This is an amazing book.

Lanier, of Virtual Reality fame, slams a) the rampant digitization of everything;  b) the quasi-religious impulse on the part of some digerati to anticipate a Rapture-like upload of human minds into digital existence;  c) the open, information-wants-to-be-free approach to creativity, along with the popularity of mashing up existing creative artifacts – books, movies, photos – into new, derivative works;  d) Google’s goal of digitizing every book it can grab,  e) Net anonymity that breeds trollishness, and f) numerous other errors and sins of computer culture.  Along the way he debunks the idea that creators can make a living with digital distribution.  He did a survey of musicians and found precious few who made any kind of money with digital distribution!   This does not bode well for authors.

At the same time, Lanier  has insightful, occasionally wistful, hopeful, and profound observations about technology and life.  The book transcends screed.  It’s one to read and heed.

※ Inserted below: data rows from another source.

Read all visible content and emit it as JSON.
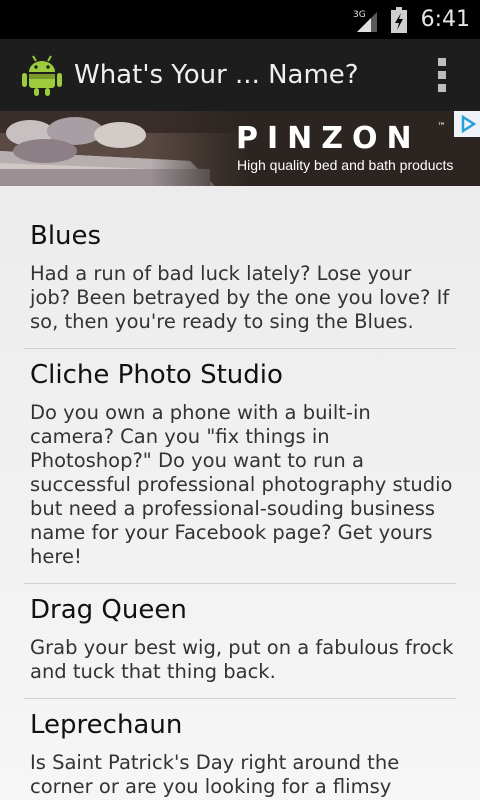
{
  "status_bar": {
    "network": "3G",
    "time": "6:41"
  },
  "action_bar": {
    "title": "What's Your ... Name?",
    "icon": "android-app-icon",
    "menu_icon": "overflow-menu-icon"
  },
  "ad": {
    "brand": "PINZON",
    "trademark": "™",
    "tagline": "High quality bed and bath products",
    "choices_icon": "adchoices-icon"
  },
  "items": [
    {
      "title": "Blues",
      "description": "Had a run of bad luck lately? Lose your job? Been betrayed by the one you love? If so, then you're ready to sing the Blues."
    },
    {
      "title": "Cliche Photo Studio",
      "description": "Do you own a phone with a built-in camera? Can you \"fix things in Photoshop?\" Do you want to run a successful professional photography studio but need a professional-souding business name for your Facebook page? Get yours here!"
    },
    {
      "title": "Drag Queen",
      "description": "Grab your best wig, put on a fabulous frock and tuck that thing back."
    },
    {
      "title": "Leprechaun",
      "description": "Is Saint Patrick's Day right around the corner or are you looking for a flimsy excuse to"
    }
  ]
}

Yesterday I scanned some pages of You Are Not a Gadget into Word.   My purpose was to put a few of Lanier’s choicest pages into my files for further study and easily quote a paragraph elsewhere, like here.   The scanner I used is a wonderful piece of tech:  it readily scans books and magazines and converts them into PDF, Word, jpeg, or tiff, and you can e-mail the results to yourself by touching your e-mail address into an alphabet touch screen or save to flash drive.  The scanner is a good instance of digital technology being highly and almost magically useful.

Interestingly, the scanner had trouble converting Lanier’s book to Word.  The book has atypical chapter and page header fonts and an offbeat approach to sidebars – so the Word version of the pages had some really odd glitches:

you  aRe  nox  a  gangeT


bll HaiL THe MeMBRane

__ ..,„,.. , ,e,i.!Mm.,„^u^.–l garage to bring the entire human story to a

THe nODSPHeRG IS JUST anoTHeR hbme for eveRyone’s inneR troll

THRPB WclRniri95 have been presented in the pre­vious chapters,

«The alternative to wide-open development is not neces-_,warily evil. My guess is that a i”poorly* encapsulated com- • munal gloop of organisms lost but-to closely guarded

‘species on the,”primordial Earth for the same reason that-the Linux community didn’t come up with- the iPhone: encapsulation serves ^ a purpose.-   ,


Leave a Reply

Your email address will not be published. Required fields are marked *